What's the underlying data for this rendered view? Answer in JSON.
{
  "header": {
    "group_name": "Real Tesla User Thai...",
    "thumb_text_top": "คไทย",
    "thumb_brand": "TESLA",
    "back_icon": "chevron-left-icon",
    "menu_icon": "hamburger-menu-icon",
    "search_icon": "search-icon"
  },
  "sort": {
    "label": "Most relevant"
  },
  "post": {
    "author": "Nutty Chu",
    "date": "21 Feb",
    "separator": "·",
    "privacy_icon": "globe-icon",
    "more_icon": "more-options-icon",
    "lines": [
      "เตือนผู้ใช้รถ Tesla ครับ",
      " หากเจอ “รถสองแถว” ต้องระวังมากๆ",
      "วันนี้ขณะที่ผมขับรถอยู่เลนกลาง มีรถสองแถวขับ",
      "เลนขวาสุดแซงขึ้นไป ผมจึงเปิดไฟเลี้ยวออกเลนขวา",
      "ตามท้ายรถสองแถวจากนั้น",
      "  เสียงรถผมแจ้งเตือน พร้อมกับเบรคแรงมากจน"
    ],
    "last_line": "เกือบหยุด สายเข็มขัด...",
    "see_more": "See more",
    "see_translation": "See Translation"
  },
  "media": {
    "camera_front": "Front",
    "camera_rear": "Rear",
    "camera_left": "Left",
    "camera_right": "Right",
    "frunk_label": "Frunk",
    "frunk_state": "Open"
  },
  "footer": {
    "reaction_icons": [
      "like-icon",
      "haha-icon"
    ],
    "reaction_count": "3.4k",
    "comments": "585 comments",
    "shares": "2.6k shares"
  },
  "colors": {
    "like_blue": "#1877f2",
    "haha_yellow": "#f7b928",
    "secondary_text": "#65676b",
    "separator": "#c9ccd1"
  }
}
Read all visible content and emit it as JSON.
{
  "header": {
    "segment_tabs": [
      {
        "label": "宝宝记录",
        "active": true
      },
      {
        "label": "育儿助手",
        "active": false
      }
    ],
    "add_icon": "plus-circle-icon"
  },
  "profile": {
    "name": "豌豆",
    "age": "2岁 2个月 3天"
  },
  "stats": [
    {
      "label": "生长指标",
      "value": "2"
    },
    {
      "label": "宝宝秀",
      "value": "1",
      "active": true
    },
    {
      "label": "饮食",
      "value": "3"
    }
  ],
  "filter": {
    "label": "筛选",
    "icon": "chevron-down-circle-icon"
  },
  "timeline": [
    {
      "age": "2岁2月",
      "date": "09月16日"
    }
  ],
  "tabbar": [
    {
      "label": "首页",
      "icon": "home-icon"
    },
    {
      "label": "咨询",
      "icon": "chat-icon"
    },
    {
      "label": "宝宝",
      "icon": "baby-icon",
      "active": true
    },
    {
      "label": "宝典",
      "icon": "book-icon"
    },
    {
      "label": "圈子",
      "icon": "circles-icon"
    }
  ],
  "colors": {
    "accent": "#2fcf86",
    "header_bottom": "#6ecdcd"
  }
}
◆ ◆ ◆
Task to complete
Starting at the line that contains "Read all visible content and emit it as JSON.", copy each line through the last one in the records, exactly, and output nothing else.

Response to the task
Read all visible content and emit it as JSON.
{
  "header": {
    "segment_tabs": [
      {
        "label": "宝宝记录",
        "active": true
      },
      {
        "label": "育儿助手",
        "active": false
      }
    ],
    "add_icon": "plus-circle-icon"
  },
  "profile": {
    "name": "豌豆",
    "age": "2岁 2个月 3天"
  },
  "stats": [
    {
      "label": "生长指标",
      "value": "2"
    },
    {
      "label": "宝宝秀",
      "value": "1",
      "active": true
    },
    {
      "label": "饮食",
      "value": "3"
    }
  ],
  "filter": {
    "label": "筛选",
    "icon": "chevron-down-circle-icon"
  },
  "timeline": [
    {
      "age": "2岁2月",
      "date": "09月16日"
    }
  ],
  "tabbar": [
    {
      "label": "首页",
      "icon": "home-icon"
    },
    {
      "label": "咨询",
      "icon": "chat-icon"
    },
    {
      "label": "宝宝",
      "icon": "baby-icon",
      "active": true
    },
    {
      "label": "宝典",
      "icon": "book-icon"
    },
    {
      "label": "圈子",
      "icon": "circles-icon"
    }
  ],
  "colors": {
    "accent": "#2fcf86",
    "header_bottom": "#6ecdcd"
  }
}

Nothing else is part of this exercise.